    For more information on managing or withdrawing consents and how we handle data, visit our Privacy Policy at:

    Show Details
    HubPages Device IDThis is used to identify particular browsers or devices when the access the service, and is used for security reasons.
    LoginThis is necessary to sign in to the HubPages Service.
    Google RecaptchaThis is used to prevent bots and spam. (Privacy Policy)
    AkismetThis is used to detect comment spam. (Privacy Policy)
    HubPages Google AnalyticsThis is used to provide data on traffic to our website, all personally identifyable data is anonymized. (Privacy Policy)
    HubPages Traffic PixelThis is used to collect data on traffic to articles and other pages on our site. Unless you are signed in to a HubPages account, all personally identifiable information is anonymized.
    Amazon Web ServicesThis is a cloud services platform that we used to host our service. (Privacy Policy)
    CloudflareThis is a cloud CDN service that we use to efficiently deliver files required for our service to operate such as javascript, cascading style sheets, images, and videos. (Privacy Policy)
    Google Hosted LibrariesJavascript software libraries such as jQuery are loaded at endpoints on the or domains, for performance and efficiency reasons. (Privacy Policy)
    Google Custom SearchThis is feature allows you to search the site. (Privacy Policy)
    Google MapsSome articles have Google Maps embedded in them. (Privacy Policy)
    Google ChartsThis is used to display charts and graphs on articles and the author center. (Privacy Policy)

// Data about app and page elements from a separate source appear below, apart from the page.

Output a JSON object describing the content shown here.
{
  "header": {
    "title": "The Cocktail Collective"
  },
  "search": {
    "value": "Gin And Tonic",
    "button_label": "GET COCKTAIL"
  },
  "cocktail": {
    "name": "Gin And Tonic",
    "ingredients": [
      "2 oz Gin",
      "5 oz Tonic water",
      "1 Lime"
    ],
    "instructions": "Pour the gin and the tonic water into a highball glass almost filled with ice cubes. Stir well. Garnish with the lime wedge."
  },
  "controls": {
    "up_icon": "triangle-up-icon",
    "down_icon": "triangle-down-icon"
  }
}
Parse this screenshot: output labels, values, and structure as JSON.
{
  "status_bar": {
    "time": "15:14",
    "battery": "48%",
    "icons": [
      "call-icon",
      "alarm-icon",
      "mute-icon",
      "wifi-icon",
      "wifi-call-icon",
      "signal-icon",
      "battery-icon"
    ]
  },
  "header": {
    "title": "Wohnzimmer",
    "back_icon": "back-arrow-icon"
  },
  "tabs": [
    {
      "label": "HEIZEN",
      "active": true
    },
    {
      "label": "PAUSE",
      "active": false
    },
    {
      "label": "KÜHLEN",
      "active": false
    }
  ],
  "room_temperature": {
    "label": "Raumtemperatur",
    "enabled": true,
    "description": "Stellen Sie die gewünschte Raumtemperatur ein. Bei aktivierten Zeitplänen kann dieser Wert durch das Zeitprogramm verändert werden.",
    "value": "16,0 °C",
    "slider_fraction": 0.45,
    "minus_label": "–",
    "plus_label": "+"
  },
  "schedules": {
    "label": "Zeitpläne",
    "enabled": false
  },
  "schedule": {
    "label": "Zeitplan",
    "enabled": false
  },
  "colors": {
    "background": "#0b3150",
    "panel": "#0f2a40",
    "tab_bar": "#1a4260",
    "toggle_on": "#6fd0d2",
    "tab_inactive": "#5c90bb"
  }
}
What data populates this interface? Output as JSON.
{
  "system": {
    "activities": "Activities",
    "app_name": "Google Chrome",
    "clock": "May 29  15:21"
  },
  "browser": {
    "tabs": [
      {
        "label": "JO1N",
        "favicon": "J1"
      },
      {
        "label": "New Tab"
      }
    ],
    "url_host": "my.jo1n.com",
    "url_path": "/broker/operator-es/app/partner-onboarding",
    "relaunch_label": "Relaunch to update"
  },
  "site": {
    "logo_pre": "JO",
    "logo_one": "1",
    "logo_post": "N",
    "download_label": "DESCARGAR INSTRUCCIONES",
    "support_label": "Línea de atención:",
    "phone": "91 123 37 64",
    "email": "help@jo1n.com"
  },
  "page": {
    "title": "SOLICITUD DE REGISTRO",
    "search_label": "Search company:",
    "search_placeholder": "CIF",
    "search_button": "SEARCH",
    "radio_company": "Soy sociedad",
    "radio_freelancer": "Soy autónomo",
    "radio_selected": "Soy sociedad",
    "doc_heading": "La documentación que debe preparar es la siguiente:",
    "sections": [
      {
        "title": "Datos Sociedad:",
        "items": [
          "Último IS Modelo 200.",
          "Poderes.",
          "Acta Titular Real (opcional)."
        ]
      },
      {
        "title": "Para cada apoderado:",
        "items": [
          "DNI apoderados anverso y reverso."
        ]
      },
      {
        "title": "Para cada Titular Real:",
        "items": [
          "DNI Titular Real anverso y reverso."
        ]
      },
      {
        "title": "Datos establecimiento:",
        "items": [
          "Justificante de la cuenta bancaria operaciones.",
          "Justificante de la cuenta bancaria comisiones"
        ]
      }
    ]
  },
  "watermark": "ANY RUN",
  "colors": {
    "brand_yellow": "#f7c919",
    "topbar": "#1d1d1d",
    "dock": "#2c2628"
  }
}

    Google AdSense Host APIThis service allows you to sign up for or associate a Google AdSense account with HubPages, so that you can earn money from ads on your articles. No data is shared unless you engage with this feature. (Privacy Policy)
    Google YouTubeSome articles have YouTube videos embedded in them. (Privacy Policy)
    VimeoSome articles have Vimeo videos embedded in them. (Privacy Policy)
    PaypalThis is used for a registered author who enrolls in the HubPages Earnings program and requests to be paid via PayPal. No data is shared with Paypal unless you engage with this feature. (Privacy Policy)
    Facebook LoginYou can use this to streamline signing up for, or signing in to your Hubpages account. No data is shared with Facebook unless you engage with this feature. (Privacy Policy)
    MavenThis supports the Maven widget and search functionality. (Privacy Policy)
    Google AdSenseThis is an ad network. (Privacy Policy)
    Google DoubleClickGoogle provides ad serving technology and runs an ad network. (Privacy Policy)
    Index ExchangeThis is an ad network. (Privacy Policy)
    SovrnThis is an ad network. (Privacy Policy)
    Facebook AdsThis is an ad network. (Privacy Policy)
    Amazon Unified Ad MarketplaceThis is an ad network. (Privacy Policy)
    AppNexusThis is an ad network. (Privacy Policy)
    OpenxThis is an ad network. (Privacy Policy)
    Rubicon ProjectThis is an ad network. (Privacy Policy)
    TripleLiftThis is an ad network. (Privacy Policy)
    Say MediaWe partner with Say Media to deliver ad campaigns on our sites. (Privacy Policy)
    Remarketing PixelsWe may use remarketing pixels from advertising networks such as Google AdWords, Bing Ads, and Facebook in order to advertise the HubPages Service to people that have visited our sites.
    Conversion Tracking PixelsWe may use conversion tracking pixels from advertising networks such as Google AdWords, Bing Ads, and Facebook in order to identify when an advertisement has successfully resulted in the desired action, such as signing up for the HubPages Service or publishing an article on the HubPages Service.
    Author Google AnalyticsThis is used to provide traffic data and reports to the authors of articles on the HubPages Service. (Privacy Policy)
    ComscoreComScore is a media measurement and analytics company providing marketing data and analytics to enterprises, media and advertising agencies, and publishers. Non-consent will result in ComScore only processing obfuscated personal data. (Privacy Policy)
    Amazon Tracking PixelSome articles display amazon products as part of the Amazon Affiliate program, this pixel provides traffic statistics for those products (Privacy Policy)